From here on out, a great number of potential mid game transitions can be done by both parties. Most commonly Protoss will try to expand a second time (=third base). Terran can now either match the number of expansions by taking a quick third (base) as well or prepare a timing attack. At this point, regardless of the decision, Protoss will have the upper hand in the central parts of the map, due to having a larger amount of Dragoons and a few Observers. Regardless of the chosen transition, Terran will try to bypass the Dragoons with a few Vultures and harass / delay a Protoss third base.
In the most common scenarios Terran tries to set up a timing attack off four to six Factories. The goal is to attack the Protoss Natural Expansion with a slightly bigger and slightly more powerful army than Protoss. Protoss undergoes a small timing window, in which he can produce less units after adding Gateways, Tech Constructions (e.g. the Citadel of Aiur) and a third Expansion. Exactly during this window the first major Terran attack strikes, while Terran tries to expand on his own.
However, since Protoss players learned to adapt, they are most times able to defend the first major attack without suffering crucial losses. Protoss either expands slightly later, focusses on low tier units with Shuttle support and/or stops Probe production temporarily to defend against the incoming attack. Regardless, Terran needs to react. In an ideal case, both players are still on three bases and have similar technological capabilities. Terran will by now have two Armories and the +1 Attack Upgrade, while Protoss will have the first Arbiters ready.

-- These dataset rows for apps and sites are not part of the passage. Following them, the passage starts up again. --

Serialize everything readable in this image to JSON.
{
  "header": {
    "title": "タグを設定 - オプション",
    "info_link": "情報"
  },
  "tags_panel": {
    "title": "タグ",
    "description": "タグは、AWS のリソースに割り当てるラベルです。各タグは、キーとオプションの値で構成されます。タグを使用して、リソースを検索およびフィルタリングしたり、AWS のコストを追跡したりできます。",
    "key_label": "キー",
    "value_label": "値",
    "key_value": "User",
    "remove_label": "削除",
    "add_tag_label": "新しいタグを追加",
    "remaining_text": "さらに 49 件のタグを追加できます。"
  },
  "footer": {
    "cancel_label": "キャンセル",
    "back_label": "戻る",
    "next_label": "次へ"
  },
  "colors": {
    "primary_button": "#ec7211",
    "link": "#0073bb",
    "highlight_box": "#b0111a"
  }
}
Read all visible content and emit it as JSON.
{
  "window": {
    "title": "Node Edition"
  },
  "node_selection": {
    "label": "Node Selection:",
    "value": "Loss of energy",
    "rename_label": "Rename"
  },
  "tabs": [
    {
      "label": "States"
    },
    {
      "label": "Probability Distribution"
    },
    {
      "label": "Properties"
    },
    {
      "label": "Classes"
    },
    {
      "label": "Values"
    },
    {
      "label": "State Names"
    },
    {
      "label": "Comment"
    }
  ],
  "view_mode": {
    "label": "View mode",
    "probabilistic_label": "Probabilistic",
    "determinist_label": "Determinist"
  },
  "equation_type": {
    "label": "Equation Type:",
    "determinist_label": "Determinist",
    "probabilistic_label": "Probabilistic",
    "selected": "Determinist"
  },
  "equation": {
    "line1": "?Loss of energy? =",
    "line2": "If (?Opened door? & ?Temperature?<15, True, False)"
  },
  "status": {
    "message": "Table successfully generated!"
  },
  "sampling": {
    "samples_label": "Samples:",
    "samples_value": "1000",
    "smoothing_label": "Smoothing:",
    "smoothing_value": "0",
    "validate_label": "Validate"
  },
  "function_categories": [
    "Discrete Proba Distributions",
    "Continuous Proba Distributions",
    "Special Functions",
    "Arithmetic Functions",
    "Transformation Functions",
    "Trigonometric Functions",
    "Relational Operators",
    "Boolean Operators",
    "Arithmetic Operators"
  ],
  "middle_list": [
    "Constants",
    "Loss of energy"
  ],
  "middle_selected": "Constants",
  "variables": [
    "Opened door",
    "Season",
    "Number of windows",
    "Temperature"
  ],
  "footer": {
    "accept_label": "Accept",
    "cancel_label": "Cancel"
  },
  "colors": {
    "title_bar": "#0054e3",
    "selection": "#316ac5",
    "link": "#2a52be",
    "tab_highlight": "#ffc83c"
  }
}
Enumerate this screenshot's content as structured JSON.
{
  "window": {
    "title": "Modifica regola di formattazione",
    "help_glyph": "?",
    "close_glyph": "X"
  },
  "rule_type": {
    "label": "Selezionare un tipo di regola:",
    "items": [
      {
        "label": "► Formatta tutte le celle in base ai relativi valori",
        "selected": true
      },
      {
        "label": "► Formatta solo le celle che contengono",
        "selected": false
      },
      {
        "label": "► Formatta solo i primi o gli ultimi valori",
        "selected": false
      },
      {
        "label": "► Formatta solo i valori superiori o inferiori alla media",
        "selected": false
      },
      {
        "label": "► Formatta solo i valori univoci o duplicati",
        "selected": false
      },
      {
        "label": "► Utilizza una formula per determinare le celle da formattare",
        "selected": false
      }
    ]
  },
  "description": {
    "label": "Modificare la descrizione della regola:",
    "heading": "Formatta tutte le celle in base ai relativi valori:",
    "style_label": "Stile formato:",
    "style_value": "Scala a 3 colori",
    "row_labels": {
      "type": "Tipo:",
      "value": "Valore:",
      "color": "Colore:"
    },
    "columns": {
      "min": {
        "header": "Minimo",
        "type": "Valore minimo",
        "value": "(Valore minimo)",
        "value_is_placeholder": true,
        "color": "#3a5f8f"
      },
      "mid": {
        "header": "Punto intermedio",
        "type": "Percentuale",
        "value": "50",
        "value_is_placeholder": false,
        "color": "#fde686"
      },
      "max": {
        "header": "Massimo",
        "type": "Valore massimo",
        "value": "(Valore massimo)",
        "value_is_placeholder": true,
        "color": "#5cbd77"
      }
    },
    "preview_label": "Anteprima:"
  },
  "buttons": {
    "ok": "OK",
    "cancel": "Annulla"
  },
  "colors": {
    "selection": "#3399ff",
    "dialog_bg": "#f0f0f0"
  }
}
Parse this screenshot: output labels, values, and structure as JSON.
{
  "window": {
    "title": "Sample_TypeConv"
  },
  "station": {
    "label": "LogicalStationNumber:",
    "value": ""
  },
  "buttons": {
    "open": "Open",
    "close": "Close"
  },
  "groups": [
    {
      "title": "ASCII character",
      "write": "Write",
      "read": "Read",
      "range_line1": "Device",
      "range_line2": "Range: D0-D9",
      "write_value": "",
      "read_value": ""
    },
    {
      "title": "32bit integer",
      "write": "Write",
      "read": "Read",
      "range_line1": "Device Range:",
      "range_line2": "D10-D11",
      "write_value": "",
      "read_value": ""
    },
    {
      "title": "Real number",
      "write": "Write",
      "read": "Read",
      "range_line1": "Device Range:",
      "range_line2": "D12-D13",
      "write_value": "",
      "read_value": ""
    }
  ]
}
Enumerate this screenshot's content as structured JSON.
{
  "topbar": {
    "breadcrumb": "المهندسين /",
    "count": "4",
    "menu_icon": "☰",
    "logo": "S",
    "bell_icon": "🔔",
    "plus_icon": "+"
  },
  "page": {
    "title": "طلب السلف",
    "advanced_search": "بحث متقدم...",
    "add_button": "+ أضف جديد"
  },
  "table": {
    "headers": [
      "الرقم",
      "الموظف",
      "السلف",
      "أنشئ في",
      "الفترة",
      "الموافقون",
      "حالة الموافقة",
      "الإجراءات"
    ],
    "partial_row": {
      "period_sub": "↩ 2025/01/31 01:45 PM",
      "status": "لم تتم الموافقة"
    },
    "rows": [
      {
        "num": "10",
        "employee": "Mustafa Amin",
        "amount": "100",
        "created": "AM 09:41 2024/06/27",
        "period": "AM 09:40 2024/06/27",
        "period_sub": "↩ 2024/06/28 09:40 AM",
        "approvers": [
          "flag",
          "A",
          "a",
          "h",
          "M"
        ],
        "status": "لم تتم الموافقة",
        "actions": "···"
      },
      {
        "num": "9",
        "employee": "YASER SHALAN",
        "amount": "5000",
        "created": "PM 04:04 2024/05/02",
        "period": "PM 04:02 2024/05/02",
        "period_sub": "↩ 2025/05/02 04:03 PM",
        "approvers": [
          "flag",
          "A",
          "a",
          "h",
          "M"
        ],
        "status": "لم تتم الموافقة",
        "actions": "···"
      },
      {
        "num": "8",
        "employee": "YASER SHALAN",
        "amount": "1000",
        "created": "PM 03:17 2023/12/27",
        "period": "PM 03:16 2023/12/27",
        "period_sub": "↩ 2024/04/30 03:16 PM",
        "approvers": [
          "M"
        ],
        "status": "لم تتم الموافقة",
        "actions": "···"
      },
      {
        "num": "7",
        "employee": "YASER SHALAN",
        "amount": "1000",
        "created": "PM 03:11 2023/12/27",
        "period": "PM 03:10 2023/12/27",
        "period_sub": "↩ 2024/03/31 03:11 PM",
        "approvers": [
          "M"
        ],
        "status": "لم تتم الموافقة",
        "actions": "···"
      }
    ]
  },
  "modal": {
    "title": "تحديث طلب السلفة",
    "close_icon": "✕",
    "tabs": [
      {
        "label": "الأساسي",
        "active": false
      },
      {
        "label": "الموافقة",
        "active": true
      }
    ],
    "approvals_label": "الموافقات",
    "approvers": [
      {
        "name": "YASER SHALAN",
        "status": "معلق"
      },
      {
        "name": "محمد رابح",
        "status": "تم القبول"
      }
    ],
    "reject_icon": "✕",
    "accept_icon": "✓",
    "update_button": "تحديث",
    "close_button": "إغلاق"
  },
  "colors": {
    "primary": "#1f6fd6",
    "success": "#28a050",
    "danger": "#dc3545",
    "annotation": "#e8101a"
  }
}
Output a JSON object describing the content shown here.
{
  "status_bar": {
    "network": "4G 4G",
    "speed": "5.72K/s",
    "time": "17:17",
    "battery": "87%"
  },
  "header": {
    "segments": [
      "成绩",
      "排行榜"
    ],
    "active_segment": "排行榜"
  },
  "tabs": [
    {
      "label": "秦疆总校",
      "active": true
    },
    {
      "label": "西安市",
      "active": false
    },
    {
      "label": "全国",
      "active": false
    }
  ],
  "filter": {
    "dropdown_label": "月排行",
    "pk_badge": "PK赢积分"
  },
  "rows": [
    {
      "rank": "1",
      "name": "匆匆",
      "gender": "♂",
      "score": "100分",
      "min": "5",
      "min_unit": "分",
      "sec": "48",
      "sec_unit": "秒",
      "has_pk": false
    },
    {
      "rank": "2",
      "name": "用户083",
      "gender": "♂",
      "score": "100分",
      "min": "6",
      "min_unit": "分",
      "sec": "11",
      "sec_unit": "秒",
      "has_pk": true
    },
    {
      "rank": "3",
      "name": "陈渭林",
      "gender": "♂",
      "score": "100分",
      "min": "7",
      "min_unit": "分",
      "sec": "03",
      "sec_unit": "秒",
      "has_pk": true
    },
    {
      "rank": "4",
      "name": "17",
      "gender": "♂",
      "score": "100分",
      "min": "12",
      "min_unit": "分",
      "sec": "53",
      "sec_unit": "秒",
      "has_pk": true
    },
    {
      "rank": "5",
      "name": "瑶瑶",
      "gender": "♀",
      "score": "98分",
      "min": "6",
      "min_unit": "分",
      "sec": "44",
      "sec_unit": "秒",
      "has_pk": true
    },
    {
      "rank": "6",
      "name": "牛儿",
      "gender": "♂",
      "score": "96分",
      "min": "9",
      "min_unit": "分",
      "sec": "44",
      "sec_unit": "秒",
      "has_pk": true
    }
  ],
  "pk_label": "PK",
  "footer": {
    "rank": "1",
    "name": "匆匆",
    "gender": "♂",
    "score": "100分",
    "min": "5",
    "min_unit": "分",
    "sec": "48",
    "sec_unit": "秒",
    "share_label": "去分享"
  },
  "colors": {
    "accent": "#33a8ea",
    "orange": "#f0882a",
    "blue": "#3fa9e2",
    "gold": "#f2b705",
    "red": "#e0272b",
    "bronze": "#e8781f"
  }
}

The late mid game and late game itself depends on each player's individual style. Some Terran players tend to launch another major attack wave to end the game whenever Protoss expands too greedily, or try to secure own expansions with the help of an increased unit count. For the latter option, Terran usually places Spider Mines in their own Main Base and at each of their expansions, to render Recalls useless; furthermore, a solid wall of Turrets is constructed.
- Usually one Wraith is sufficient to defend against Shuttle harassment in early stages of a game
- Usual amount for a FD Push are four Marines